─── Provided material ───
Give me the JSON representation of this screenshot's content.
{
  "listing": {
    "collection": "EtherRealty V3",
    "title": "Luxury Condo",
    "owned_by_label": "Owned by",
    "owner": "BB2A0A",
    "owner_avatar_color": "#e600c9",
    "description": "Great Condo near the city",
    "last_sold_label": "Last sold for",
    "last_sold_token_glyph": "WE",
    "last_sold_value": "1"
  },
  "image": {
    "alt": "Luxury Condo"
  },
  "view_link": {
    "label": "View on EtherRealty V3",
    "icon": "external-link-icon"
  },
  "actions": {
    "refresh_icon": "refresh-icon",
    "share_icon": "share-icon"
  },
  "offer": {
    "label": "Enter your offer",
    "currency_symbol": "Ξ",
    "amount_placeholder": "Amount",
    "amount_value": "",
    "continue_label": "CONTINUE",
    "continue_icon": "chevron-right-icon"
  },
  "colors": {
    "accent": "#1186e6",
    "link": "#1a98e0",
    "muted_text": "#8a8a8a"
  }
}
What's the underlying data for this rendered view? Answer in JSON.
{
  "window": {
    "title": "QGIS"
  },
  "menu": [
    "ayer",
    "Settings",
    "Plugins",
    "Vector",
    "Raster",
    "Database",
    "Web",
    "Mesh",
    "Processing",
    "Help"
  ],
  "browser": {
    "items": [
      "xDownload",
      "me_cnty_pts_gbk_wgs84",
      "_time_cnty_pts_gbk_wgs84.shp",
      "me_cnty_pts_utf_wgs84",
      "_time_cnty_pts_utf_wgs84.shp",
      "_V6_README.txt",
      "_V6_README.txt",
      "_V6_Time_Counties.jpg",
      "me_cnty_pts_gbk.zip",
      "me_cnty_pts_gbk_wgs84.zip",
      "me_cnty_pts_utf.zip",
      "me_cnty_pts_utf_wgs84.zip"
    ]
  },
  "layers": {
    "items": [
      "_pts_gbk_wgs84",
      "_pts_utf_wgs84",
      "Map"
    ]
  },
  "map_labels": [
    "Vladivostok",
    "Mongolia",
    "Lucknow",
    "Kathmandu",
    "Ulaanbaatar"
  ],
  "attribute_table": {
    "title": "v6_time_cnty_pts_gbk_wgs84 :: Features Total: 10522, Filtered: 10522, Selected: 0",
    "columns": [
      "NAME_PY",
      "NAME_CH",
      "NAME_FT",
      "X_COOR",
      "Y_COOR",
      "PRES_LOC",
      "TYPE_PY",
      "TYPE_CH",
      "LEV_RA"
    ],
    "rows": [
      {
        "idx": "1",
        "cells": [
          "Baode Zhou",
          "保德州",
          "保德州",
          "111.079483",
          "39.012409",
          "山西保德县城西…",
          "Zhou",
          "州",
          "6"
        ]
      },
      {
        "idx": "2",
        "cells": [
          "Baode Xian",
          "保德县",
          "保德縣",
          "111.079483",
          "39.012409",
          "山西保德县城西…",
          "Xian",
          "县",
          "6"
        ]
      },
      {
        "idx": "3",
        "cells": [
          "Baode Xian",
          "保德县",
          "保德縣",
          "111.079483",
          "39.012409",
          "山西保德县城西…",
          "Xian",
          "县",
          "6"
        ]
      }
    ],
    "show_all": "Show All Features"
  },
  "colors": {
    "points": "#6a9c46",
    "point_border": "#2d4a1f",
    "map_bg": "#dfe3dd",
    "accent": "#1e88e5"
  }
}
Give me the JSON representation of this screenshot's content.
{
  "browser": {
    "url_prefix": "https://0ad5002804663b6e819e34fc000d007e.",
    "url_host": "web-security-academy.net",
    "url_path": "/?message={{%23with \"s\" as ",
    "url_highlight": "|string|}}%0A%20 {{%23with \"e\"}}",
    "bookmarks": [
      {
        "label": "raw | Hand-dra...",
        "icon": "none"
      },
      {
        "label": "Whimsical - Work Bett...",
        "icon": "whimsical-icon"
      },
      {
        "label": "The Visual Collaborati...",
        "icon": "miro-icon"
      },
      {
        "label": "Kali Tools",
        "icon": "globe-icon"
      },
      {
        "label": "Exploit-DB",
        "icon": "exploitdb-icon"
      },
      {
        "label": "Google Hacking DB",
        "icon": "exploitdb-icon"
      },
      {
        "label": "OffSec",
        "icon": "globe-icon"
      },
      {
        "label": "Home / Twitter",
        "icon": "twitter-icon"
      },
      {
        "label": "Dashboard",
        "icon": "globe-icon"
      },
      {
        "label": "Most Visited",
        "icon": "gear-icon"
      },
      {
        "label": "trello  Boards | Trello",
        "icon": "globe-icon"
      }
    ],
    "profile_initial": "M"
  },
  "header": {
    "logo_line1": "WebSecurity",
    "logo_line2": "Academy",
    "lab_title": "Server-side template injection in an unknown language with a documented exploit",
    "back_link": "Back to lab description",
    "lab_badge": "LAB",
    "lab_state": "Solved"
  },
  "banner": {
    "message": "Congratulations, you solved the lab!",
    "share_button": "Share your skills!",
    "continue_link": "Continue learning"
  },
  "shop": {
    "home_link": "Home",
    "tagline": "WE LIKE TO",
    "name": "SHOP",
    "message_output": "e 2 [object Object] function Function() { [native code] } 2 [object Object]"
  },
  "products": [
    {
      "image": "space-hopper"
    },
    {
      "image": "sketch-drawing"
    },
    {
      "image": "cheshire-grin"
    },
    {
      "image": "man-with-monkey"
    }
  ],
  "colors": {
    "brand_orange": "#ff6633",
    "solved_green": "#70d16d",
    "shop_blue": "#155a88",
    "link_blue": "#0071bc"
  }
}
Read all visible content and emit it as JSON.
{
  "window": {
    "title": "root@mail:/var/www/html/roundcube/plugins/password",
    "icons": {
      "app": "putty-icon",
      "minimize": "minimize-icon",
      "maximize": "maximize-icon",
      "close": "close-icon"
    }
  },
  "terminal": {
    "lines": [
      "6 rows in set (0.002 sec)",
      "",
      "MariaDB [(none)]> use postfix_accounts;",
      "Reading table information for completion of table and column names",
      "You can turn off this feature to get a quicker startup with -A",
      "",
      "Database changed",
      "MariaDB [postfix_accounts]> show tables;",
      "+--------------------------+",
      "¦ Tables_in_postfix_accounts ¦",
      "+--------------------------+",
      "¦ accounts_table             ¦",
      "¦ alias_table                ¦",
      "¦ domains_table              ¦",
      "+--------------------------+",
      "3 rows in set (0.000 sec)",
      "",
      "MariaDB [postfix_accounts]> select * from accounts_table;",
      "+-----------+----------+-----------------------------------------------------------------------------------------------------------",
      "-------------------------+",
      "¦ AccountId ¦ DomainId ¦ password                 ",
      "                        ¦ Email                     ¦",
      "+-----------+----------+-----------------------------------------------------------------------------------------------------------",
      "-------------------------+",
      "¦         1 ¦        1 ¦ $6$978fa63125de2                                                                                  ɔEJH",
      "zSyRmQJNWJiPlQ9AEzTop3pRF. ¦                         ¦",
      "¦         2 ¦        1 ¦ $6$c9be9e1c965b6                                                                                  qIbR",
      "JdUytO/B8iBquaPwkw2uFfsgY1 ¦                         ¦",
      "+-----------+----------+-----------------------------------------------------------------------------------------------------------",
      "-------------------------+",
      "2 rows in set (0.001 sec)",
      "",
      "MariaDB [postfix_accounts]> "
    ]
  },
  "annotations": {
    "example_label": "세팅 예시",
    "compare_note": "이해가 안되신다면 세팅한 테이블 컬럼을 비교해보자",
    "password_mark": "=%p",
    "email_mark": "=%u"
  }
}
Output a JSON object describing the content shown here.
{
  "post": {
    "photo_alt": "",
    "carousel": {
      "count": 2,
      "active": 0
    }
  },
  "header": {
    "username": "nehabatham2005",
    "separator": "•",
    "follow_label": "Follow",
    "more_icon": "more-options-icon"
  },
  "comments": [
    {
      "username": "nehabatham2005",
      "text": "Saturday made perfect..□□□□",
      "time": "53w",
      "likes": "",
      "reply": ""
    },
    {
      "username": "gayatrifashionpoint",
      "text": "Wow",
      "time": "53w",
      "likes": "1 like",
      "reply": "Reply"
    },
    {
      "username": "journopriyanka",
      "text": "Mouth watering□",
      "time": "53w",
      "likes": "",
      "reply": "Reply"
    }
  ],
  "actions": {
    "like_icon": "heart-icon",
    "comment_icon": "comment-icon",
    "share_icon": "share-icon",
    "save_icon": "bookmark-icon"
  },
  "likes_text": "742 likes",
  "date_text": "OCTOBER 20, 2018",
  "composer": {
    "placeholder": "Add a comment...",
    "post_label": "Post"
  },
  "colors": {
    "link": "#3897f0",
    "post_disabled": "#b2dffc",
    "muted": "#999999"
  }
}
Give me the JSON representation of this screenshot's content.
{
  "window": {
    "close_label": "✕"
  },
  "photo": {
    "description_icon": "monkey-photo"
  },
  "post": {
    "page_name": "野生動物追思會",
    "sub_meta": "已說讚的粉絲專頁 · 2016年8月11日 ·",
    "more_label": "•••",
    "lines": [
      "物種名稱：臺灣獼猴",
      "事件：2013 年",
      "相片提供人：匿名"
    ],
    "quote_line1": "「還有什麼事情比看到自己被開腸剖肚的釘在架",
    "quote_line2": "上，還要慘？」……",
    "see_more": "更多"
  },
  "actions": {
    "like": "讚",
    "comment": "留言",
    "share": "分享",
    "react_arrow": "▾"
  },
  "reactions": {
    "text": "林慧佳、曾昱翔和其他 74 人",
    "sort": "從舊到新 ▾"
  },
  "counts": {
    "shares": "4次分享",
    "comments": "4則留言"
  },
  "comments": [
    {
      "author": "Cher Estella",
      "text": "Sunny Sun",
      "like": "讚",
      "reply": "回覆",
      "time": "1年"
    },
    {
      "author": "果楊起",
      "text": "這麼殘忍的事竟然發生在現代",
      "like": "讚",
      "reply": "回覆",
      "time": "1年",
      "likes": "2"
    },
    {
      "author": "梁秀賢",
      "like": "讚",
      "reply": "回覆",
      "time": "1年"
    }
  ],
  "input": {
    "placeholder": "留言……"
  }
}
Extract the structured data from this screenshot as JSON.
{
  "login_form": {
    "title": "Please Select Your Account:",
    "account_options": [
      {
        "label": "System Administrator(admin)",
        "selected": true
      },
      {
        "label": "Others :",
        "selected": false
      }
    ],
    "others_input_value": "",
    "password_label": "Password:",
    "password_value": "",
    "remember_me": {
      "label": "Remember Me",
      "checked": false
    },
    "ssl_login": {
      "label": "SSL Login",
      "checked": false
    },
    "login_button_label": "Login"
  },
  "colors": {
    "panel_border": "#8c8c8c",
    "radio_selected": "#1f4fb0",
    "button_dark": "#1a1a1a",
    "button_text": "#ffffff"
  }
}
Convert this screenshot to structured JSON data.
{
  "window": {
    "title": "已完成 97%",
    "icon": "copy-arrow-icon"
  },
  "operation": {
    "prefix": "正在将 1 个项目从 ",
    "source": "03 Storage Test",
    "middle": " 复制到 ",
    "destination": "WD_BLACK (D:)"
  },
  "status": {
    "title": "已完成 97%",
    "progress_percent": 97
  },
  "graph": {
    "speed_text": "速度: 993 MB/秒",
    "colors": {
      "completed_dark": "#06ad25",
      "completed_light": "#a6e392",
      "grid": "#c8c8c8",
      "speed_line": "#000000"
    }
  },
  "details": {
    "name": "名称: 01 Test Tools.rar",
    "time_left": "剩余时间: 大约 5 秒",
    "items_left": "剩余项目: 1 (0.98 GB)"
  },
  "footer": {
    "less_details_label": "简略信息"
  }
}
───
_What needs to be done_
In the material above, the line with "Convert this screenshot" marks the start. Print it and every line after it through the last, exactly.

_Answer to the problem_
Convert this screenshot to structured JSON data.
{
  "window": {
    "title": "已完成 97%",
    "icon": "copy-arrow-icon"
  },
  "operation": {
    "prefix": "正在将 1 个项目从 ",
    "source": "03 Storage Test",
    "middle": " 复制到 ",
    "destination": "WD_BLACK (D:)"
  },
  "status": {
    "title": "已完成 97%",
    "progress_percent": 97
  },
  "graph": {
    "speed_text": "速度: 993 MB/秒",
    "colors": {
      "completed_dark": "#06ad25",
      "completed_light": "#a6e392",
      "grid": "#c8c8c8",
      "speed_line": "#000000"
    }
  },
  "details": {
    "name": "名称: 01 Test Tools.rar",
    "time_left": "剩余时间: 大约 5 秒",
    "items_left": "剩余项目: 1 (0.98 GB)"
  },
  "footer": {
    "less_details_label": "简略信息"
  }
}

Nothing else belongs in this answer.